From the synagogue the guide took us to the Museum of Ancient Relics. Not quite the same feeling of self identification as in the Acropolis – like the difference between being on top of Mt. Blanc and seeing it from a distance. From there to the Tower of Winds which is situated near the ancient Roman marketplace and not far from the Agoura.
As we were preparing to leave Athens at 3.00 by plane, I asked one of the officials that he provide Kosher dinner for us on our way from Rome to Paris. We arrived at Rome at 6.00. Just before dinner was to be served, Lena and I recited the Sabbath eve prayers. As I was reciting them, I experienced a sense of self identification with my early Israelite ancestors through the medium not of visible things and places but of living words, which they had conceived, written down, transmitted and which generation after generation repeated. As for the glories of mythology, I am inclined to prefer the one of Vayechulu to the one about Zeus and Semele, or the many about Minerva. This time the Sabbath eve prayers performed for me the important function of helping me recover the significance of my Jewish identity. We learned that TWA had wired to Rome to provide Kosher for us. We had “gefilte fish” de luxe.

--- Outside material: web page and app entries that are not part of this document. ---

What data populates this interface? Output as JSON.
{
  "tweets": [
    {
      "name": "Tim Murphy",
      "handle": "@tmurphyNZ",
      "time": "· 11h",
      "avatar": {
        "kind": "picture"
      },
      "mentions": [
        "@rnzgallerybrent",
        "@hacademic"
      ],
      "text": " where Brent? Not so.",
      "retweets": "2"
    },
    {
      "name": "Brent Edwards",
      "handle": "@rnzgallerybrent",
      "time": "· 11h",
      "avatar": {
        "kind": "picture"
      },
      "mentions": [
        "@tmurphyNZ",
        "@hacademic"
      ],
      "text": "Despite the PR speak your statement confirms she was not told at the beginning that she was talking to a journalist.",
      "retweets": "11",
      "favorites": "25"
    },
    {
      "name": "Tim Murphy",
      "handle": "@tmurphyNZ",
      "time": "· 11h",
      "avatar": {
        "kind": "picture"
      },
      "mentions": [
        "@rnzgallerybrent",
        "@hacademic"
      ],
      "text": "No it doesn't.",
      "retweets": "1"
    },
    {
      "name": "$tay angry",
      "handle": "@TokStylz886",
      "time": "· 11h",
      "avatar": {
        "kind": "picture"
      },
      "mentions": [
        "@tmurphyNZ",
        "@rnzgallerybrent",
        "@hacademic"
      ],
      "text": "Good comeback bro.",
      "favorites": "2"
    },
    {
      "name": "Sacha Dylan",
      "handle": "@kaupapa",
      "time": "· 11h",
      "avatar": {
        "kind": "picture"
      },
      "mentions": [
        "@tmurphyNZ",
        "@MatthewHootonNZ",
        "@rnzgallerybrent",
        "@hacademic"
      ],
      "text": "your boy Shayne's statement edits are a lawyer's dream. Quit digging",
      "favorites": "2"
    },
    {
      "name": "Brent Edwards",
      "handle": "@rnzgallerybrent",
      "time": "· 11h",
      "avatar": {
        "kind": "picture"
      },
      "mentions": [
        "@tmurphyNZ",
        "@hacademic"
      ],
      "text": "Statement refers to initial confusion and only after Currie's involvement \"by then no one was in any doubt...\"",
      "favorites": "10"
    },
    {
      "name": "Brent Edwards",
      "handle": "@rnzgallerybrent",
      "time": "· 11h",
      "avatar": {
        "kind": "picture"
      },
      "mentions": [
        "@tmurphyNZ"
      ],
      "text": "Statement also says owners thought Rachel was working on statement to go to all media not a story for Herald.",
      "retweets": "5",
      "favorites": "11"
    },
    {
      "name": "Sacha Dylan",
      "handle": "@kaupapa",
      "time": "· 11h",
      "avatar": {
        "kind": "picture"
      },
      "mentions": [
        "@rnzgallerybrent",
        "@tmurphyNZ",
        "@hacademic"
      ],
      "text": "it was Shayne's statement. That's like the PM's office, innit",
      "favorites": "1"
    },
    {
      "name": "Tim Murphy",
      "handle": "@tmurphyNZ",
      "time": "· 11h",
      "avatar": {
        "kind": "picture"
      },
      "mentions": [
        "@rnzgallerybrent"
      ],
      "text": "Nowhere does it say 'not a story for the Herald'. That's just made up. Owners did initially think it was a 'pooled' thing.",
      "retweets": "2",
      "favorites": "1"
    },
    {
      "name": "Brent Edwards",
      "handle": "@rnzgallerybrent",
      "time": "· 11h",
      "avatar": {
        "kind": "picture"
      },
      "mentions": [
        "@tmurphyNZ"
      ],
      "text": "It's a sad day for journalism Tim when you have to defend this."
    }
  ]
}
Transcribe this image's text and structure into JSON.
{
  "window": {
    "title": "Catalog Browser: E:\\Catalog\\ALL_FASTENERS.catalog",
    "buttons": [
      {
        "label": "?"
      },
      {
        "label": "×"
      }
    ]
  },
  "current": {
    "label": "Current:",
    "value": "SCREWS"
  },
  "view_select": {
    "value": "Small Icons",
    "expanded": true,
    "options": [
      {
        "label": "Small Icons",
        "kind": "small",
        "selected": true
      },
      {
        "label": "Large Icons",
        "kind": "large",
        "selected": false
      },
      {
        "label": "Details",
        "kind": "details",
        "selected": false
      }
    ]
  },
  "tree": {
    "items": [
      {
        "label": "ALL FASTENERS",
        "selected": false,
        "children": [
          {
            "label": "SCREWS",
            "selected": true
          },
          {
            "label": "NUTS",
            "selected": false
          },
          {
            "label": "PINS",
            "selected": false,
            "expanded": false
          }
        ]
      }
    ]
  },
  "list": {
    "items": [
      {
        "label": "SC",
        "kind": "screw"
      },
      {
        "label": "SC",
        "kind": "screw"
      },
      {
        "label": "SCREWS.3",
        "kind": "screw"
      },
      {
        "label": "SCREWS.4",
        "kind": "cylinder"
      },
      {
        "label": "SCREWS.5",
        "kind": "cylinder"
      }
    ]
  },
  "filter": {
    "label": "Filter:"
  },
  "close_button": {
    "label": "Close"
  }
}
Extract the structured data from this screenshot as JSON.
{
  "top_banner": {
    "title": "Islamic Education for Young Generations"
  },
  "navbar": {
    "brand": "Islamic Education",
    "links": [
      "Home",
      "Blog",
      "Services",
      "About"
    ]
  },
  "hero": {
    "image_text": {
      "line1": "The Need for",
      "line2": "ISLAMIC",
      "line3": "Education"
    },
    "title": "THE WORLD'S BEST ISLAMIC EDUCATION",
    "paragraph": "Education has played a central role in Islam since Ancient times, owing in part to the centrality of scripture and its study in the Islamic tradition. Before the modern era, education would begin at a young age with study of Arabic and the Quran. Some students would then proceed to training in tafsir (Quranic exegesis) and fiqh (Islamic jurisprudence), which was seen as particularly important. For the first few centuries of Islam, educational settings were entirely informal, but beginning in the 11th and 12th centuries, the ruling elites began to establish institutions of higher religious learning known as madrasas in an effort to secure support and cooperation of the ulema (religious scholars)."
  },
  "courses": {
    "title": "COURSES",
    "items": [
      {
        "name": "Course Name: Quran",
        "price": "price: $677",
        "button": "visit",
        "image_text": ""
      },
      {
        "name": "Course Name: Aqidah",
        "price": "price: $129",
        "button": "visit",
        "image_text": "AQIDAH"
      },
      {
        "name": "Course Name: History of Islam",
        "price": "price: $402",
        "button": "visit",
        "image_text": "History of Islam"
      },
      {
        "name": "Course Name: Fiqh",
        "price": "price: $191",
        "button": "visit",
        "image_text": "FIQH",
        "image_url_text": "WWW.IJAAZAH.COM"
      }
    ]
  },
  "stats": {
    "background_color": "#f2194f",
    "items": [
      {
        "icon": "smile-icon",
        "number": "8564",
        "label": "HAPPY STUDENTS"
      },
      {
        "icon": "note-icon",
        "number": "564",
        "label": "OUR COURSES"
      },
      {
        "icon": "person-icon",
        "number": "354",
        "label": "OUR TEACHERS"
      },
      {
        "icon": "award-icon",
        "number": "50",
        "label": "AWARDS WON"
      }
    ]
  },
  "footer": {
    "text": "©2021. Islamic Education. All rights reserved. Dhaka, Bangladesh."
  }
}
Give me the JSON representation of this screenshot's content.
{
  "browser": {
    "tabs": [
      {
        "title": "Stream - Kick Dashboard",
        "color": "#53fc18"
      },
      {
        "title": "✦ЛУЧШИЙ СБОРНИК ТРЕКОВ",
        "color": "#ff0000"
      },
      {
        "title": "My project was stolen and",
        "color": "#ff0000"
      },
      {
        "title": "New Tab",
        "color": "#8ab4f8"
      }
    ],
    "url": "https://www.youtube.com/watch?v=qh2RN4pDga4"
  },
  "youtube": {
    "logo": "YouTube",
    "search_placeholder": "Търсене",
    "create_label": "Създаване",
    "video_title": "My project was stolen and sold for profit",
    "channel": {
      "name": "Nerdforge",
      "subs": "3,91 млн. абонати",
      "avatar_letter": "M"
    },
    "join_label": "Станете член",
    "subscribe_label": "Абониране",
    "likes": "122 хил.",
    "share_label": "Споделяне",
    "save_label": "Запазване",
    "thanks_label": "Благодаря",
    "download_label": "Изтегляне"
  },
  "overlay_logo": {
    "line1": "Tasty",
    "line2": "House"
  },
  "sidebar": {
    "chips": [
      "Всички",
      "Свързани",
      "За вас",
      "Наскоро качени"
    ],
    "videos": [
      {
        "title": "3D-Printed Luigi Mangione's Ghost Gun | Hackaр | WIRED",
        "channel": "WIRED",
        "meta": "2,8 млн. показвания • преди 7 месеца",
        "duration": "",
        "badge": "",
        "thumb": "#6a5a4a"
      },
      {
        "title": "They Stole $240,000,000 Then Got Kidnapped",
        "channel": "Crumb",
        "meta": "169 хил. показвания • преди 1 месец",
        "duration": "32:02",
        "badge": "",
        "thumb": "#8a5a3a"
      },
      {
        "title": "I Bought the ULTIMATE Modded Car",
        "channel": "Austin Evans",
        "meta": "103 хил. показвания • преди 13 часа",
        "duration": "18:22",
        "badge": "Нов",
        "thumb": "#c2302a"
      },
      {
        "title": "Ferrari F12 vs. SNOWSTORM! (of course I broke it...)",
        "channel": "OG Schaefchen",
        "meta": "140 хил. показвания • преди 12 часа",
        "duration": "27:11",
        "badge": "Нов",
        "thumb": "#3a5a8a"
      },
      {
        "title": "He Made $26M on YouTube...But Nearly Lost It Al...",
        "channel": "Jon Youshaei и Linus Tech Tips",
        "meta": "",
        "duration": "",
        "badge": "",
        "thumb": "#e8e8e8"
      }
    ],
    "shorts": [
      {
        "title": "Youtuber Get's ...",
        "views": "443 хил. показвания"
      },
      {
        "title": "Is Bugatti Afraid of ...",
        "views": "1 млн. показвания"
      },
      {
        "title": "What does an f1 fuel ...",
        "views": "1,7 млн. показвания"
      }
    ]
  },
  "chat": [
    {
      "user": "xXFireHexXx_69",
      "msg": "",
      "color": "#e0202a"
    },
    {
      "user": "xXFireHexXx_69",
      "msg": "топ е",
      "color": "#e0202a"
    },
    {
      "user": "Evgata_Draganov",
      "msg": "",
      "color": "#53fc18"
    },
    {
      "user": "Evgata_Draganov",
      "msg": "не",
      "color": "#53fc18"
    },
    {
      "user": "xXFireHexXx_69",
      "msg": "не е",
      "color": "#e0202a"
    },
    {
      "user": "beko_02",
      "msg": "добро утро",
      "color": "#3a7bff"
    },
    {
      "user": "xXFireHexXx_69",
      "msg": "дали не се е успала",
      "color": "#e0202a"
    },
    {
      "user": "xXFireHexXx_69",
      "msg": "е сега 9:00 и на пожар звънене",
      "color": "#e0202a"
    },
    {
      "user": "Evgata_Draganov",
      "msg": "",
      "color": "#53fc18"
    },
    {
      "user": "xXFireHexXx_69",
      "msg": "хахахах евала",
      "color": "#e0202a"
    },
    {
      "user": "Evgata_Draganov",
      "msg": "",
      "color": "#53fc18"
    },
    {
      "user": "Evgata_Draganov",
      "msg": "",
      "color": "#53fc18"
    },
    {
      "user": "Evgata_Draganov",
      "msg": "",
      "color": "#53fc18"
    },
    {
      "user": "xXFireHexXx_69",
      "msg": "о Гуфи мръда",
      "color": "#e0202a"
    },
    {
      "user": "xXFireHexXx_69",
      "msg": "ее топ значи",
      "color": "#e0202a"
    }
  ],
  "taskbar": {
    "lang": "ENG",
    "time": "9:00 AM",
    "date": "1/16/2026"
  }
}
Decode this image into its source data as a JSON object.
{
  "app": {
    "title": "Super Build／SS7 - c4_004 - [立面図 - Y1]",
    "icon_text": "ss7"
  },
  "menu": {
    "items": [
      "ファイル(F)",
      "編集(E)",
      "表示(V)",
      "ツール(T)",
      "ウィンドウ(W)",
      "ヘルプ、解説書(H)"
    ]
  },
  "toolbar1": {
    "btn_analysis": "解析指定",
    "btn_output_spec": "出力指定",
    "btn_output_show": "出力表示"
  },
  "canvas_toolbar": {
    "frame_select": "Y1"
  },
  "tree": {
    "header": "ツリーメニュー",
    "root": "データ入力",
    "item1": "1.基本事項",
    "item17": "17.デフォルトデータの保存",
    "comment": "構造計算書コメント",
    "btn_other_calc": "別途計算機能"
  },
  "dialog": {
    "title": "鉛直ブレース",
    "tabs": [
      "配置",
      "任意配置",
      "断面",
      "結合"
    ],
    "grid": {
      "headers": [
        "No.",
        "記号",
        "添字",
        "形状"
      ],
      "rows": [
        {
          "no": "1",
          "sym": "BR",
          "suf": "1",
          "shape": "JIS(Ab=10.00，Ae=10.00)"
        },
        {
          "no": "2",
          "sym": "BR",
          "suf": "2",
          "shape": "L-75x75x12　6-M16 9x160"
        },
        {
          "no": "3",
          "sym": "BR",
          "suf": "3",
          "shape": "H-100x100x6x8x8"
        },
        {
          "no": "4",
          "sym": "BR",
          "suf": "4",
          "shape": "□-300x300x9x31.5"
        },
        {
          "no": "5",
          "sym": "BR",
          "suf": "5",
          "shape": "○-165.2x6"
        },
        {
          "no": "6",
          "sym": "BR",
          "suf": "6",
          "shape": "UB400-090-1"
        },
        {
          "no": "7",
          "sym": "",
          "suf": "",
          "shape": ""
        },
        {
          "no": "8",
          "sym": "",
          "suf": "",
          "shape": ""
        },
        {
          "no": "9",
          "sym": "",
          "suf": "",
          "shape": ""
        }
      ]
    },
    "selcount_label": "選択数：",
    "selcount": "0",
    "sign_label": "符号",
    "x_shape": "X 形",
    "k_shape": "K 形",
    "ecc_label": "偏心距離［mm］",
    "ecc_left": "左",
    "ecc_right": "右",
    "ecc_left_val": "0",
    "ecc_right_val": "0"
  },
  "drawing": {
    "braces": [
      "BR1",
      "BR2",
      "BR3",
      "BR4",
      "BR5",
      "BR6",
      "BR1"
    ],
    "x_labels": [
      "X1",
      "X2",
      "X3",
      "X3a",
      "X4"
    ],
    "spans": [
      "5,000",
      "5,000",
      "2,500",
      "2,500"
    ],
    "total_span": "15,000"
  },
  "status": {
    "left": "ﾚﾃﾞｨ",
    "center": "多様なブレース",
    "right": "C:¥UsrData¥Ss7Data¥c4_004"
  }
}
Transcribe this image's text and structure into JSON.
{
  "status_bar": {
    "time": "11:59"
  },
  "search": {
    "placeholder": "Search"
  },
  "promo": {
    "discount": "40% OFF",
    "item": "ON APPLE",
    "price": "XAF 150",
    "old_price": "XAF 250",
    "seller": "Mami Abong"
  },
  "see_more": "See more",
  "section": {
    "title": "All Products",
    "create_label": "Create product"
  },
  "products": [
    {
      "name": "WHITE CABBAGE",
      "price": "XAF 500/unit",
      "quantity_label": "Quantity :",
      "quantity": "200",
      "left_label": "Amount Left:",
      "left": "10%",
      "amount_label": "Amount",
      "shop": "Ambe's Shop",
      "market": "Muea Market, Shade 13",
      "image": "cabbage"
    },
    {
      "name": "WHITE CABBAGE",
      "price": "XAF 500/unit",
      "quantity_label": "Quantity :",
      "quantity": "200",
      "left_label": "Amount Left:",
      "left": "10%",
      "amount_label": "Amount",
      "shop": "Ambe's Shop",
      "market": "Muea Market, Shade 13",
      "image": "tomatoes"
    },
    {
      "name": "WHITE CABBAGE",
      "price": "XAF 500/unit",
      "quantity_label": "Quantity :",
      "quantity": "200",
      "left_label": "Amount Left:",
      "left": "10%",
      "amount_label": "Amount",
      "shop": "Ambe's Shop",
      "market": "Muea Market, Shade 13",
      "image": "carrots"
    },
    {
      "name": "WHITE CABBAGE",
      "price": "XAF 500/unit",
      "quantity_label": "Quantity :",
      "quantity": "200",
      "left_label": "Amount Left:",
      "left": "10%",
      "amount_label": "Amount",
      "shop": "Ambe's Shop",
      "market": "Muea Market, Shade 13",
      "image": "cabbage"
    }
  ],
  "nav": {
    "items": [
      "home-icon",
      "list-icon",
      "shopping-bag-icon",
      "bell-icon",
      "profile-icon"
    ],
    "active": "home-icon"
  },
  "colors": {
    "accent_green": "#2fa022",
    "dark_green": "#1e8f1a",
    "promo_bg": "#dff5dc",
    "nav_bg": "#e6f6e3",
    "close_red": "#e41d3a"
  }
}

We are grateful to the Jewish Theological Society of America for permission to reproduce pages from Kaplan's manuscript diaries on our website, as well as for making the diaries available online (http://sylvester.jtsa.edu:8881/R/S95CIHP5QI6PHY6RVIGH2RH4VC7AS7J26NKKU71TPELINCK4DQ-00684?func=collections-result&collection_id=1335).
In Memory of Rabbi Dr. Harold Schulweis, z"l
The recent death of our revered Senior Fellow Rabbi Dr. Harold Schulweis, one of Mordecai Kaplan’s greatest students and a congregational rabbi whose ideas and work reverberated far beyond the walls of his California synagogues, led me to revisit the many references to him in the Kaplan diaries of the 1950s. Below are two entries that are interesting for different reasons. My thoughts on these excerpts appear in italics underneath the selections.
1) Saturday night, June 11, 1955
On Thursday June 2 I left for Oakland at 1.00 PM (N.Y. time) and got to San Francisco at 6.30 PM (San Francisco time). I was met by Rabbi Harold Schulweis who after considerable pleading had gotten me to accept the invitation of the Oakland Jewish Community to deliver the main address at their Tercentenary Service scheduled for June 5. ...
Deborah Dash Moore
This fascinating diary entry covers two days: a Thursday and a Friday at the end of June 1953, eight years after the conclusion of World War II, five years after the State of Israel was established, and only ten days after the execution of Julius and Ethel Rosenberg for conspiracy to commit espionage.
Mordecai and Lena Kaplan are flying from one sacred city—Jerusalem—to another—Rome—via a third—Athens. Each city physically embodies religious and cultural traditions—Jewish, Christian, and Western—that Kaplan engages as a Jew. ...